WAR files are just glorified ZIP archives with a somewhat standardized directory layout. If everything works as intended, they make delivering / deploying a web application a breeze - you drop the file into the application server and are done. As always the devil’s in the details, but for our simple scenario we come very close.

Warbler is a Ruby gem that will turn your Rails (or, more generally speaking, Rack) app into a single, ready-to-deploy WAR file. It looks at your Gemfile, collects all dependencies (including JRuby itself) and adds some meta data as well as JRuby-Rack which adapts the Java Servlet API to Rack.

First, add Warbler to your Gemfile.local. In order to get JRuby support we have to use Warbler 2.0 which as of this writing is available as a pre-release version only:

platforms :jruby do
  gem 'rails-html-sanitizer-jruby', github: 'jkraemer/rails-html-sanitizer-jruby'
  gem 'warbler', '2.0.0.pre3', group: :development

Bundle install should pull down warbler and some dependencies. Then we let Warbler generate its config file:

bundle install
bundle exec warble config

That generates config/warble.rb, which needs to be adjusted slightly so Redmine’s Gemfile.local is included:

# Additional files/directories to include, above those in config.dirs
config.includes = FileList["Gemfile.local"]

Before building the WAR file you should also have a look at Redmines configuration. There is a sample config file located in config/configuration.yml.sample, copy that to config/configuration.yml and edit it. At the very least you should configure the various email settings, and set attachments_storage_path to a directory where uploaded files should go. By default this is Rails.root/files, which would, depending on how the application server handles WAR files, be either inside the WAR file (usually this is not writable by the application), or, if the server unpacks WAR files (which Tomcat does by default), inside $TOMCAT_HOME/webapps/redmine/, which is most probably writable, but still not suitable for a production setup.

With that out of the way, it’s time to build a WAR archive:

warble war
cp redmine.war $TOMCAT_HOME/webapps

Now that was easy! Redmine should now run in Tomcat and be reachable at localhost:8080/redmine.

Next is to have Redmine use Tomcat’s native database connection pool, but I’ll leave that for another post.



I encountered an error. How to fix it?
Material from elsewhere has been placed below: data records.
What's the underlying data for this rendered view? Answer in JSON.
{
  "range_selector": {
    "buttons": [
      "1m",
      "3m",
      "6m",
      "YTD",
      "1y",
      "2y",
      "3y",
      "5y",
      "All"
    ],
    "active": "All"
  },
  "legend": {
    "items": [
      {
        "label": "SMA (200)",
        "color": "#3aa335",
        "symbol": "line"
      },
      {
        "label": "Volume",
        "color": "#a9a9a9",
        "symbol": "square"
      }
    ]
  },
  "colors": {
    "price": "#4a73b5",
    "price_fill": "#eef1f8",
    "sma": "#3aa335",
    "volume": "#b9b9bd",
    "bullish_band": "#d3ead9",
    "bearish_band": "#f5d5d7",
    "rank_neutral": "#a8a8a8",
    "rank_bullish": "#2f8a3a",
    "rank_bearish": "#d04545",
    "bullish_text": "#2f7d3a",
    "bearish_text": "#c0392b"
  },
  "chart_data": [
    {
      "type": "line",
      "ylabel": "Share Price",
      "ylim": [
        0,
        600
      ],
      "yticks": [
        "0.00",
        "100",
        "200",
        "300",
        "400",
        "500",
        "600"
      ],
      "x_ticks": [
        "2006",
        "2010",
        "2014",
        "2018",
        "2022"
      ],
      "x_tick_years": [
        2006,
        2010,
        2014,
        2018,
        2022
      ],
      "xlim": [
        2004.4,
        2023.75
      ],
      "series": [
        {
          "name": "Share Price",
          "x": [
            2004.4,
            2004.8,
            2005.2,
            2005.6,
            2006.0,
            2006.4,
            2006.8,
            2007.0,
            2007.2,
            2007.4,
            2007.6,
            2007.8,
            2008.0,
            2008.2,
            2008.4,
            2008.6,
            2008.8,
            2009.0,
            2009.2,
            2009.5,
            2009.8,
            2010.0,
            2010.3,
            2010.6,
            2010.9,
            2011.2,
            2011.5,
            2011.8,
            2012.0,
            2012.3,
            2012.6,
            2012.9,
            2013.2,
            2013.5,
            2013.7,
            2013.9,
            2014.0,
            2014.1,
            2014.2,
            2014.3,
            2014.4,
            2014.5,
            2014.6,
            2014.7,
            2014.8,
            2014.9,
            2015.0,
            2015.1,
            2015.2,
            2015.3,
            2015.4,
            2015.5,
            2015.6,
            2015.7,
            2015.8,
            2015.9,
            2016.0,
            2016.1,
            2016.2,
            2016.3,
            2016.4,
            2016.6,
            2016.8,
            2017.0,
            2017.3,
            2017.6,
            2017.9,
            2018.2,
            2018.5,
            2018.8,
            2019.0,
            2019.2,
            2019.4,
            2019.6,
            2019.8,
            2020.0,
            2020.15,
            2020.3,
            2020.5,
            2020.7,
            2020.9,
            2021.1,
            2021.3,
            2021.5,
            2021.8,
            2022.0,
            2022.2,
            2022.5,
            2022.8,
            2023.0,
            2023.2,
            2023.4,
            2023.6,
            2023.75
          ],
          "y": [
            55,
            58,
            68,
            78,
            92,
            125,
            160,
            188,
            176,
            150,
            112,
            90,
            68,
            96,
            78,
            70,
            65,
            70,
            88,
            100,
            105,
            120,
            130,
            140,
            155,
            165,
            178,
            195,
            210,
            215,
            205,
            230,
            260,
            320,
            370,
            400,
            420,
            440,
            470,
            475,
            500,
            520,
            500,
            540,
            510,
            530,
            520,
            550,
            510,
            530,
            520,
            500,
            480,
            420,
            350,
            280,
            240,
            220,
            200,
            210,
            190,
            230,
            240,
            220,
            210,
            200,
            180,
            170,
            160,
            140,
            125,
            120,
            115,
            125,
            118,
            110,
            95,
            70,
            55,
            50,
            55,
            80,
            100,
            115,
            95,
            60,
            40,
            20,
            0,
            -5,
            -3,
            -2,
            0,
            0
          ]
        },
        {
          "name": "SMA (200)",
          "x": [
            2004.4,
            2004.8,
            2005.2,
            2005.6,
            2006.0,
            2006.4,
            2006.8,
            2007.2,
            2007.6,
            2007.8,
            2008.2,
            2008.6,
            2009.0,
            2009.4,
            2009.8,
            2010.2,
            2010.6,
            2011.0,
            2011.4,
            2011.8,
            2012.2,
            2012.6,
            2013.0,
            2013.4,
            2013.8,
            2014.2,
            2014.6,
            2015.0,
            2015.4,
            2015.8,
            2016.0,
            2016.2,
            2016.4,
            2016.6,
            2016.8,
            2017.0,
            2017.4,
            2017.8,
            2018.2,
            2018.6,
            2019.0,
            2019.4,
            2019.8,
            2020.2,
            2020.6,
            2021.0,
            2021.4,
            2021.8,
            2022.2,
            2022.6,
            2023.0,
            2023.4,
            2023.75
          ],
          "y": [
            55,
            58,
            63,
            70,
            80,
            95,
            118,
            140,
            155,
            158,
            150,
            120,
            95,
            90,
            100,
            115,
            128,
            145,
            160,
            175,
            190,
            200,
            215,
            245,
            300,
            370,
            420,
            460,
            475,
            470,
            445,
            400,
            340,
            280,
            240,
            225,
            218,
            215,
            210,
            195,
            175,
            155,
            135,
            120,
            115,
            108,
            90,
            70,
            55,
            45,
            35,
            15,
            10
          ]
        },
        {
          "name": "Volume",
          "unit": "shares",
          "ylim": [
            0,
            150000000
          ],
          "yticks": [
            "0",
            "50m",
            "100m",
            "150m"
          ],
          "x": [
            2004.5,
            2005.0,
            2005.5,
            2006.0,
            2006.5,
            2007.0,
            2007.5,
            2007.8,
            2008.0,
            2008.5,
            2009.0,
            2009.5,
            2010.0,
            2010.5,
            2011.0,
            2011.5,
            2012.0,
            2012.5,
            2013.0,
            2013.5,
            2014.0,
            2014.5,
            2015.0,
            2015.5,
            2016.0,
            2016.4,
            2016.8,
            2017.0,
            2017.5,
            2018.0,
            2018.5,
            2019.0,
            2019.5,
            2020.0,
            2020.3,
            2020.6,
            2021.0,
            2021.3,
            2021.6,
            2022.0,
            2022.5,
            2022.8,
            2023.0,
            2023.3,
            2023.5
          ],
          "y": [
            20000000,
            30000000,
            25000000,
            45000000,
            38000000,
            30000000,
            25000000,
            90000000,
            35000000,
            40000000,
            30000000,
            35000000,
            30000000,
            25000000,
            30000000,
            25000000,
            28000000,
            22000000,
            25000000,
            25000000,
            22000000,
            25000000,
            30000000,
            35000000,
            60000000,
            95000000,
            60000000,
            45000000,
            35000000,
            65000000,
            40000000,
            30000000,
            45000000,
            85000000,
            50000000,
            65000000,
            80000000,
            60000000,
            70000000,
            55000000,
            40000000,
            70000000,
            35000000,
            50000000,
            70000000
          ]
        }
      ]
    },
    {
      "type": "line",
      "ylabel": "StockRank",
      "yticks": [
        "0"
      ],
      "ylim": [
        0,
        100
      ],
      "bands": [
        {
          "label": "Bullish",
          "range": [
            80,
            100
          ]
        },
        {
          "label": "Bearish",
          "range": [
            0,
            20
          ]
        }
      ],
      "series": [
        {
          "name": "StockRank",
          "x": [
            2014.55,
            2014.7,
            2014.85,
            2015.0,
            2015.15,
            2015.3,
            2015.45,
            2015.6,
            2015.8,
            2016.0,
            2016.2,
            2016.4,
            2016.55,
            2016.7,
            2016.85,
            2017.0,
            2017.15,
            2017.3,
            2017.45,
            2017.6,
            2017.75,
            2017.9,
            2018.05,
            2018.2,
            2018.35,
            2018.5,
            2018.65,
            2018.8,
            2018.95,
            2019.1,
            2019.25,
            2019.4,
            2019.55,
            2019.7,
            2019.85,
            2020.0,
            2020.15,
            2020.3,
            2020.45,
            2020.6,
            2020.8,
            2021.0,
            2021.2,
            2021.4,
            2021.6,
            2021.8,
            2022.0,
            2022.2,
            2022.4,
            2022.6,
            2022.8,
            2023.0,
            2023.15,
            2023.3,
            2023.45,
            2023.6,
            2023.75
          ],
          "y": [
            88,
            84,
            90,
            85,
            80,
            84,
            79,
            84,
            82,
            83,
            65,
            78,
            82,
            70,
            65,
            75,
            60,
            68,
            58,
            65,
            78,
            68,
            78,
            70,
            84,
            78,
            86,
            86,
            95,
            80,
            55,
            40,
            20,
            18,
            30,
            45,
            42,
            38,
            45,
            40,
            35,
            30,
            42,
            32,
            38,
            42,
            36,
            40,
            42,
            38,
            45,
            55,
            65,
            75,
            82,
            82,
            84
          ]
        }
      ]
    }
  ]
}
[sysadmin@yftestserver redmine-3.1.1]$ warble war
warble aborted!
TypeError: no implicit conversion from nil to integer
/home/sysadmin/.gem/jruby/2.2.2/gems/warbler-2.0.0.rc1/lib/warbler/traits/bundler.rb:129:in `relative_from_pwd'
/home/sysadmin/.gem/jruby/2.2.2/gems/warbler-2.0.0.rc1/lib/warbler/traits/bundler.rb:76:in `add_bundler_gems'
/home/sysadmin/.gem/jruby/2.2.2/gems/warbler-2.0.0.rc1/lib/warbler/traits/bundler.rb:31:in `after_configure'
/home/sysadmin/.gem/jruby/2.2.2/gems/warbler-2.0.0.rc1/lib/warbler/traits.rb:33:in `block in after_configure'
/home/sysadmin/.gem/jruby/2.2.2/gems/warbler-2.0.0.rc1/lib/warbler/traits.rb:33:in `after_configure'
/home/sysadmin/.gem/jruby/2.2.2/gems/warbler-2.0.0.rc1/lib/warbler/config.rb:213:in `initialize'
/home/sysadmin/.gem/jruby/2.2.2/gems/warbler-2.0.0.rc1/lib/warbler/task.rb:48:in `initialize'
/home/sysadmin/.gem/jruby/2.2.2/gems/warbler-2.0.0.rc1/lib/warbler/application.rb:27:in `load_rakefile'
/home/sysadmin/.gem/jruby/2.2.2/gems/warbler-2.0.0.rc1/lib/warbler/application.rb:77:in `run'
/home/sysadmin/.gem/jruby/2.2.2/gems/warbler-2.0.0.rc1/bin/warble:11:in `'
/home/sysadmin/.gem/jruby/2.2.2/bin/warble:1:in `'
/home/sysadmin/.gem/jruby/2.2.2/bin/jruby_executable_hooks:15:in `'


Strange. I tried with the exact same version of Warbler but couldn't reproduce that. Maybe try to check with the warbler guys?